__Try it__. Which lines below contain "EURTRY"? Pull them out.

Segment Start: Data provided

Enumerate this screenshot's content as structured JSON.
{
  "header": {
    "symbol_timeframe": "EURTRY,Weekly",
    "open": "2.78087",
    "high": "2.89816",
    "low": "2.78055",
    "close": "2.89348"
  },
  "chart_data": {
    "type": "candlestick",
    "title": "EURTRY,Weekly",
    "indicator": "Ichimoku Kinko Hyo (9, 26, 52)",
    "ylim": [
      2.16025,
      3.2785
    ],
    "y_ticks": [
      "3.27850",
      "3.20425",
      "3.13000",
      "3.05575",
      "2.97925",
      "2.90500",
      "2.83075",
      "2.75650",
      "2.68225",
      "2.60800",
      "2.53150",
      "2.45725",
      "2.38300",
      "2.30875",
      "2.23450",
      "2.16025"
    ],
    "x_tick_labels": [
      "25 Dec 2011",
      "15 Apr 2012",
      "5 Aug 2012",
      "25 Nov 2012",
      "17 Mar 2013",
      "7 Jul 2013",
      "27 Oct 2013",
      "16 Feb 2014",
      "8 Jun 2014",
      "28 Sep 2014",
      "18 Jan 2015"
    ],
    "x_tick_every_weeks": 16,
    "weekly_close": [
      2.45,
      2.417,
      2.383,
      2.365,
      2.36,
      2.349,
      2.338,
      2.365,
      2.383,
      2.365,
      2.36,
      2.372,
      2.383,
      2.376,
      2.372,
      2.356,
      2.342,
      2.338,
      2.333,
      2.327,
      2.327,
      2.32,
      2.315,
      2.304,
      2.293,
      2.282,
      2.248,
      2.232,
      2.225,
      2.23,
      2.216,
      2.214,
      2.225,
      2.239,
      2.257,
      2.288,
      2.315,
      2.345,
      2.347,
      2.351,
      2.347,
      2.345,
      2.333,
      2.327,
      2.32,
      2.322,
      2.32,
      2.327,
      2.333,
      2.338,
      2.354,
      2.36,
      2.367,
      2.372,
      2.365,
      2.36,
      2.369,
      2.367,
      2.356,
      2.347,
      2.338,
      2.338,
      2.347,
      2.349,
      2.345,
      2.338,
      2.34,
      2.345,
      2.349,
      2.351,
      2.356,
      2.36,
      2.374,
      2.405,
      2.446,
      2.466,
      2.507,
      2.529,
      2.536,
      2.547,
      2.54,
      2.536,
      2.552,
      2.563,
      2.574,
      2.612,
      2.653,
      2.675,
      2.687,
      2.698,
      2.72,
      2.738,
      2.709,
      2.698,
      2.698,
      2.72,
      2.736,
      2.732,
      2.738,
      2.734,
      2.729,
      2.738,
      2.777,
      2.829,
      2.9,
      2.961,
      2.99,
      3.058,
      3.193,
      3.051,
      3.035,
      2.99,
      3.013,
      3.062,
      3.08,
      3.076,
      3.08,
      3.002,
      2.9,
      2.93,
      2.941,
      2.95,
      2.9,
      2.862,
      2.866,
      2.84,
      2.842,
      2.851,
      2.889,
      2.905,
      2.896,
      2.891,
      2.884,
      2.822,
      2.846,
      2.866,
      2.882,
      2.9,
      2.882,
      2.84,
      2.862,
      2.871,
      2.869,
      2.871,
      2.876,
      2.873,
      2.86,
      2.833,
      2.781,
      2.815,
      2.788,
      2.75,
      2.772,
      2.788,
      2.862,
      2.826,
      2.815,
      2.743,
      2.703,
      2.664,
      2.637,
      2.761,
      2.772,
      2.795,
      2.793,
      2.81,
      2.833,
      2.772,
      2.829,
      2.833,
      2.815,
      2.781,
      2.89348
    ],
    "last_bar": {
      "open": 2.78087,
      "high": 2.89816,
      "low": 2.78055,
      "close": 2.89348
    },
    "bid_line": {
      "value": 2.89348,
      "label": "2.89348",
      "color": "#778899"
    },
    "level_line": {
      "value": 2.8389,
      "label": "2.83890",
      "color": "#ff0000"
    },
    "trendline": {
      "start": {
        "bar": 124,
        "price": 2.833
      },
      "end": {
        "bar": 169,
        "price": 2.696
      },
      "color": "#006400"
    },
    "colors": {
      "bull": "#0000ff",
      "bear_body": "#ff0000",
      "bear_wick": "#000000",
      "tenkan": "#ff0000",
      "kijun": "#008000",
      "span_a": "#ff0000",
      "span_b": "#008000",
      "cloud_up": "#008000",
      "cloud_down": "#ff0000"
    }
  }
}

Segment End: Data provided

__Solution below__.
    "symbol_timeframe": "EURTRY,Weekly",
    "title": "EURTRY,Weekly",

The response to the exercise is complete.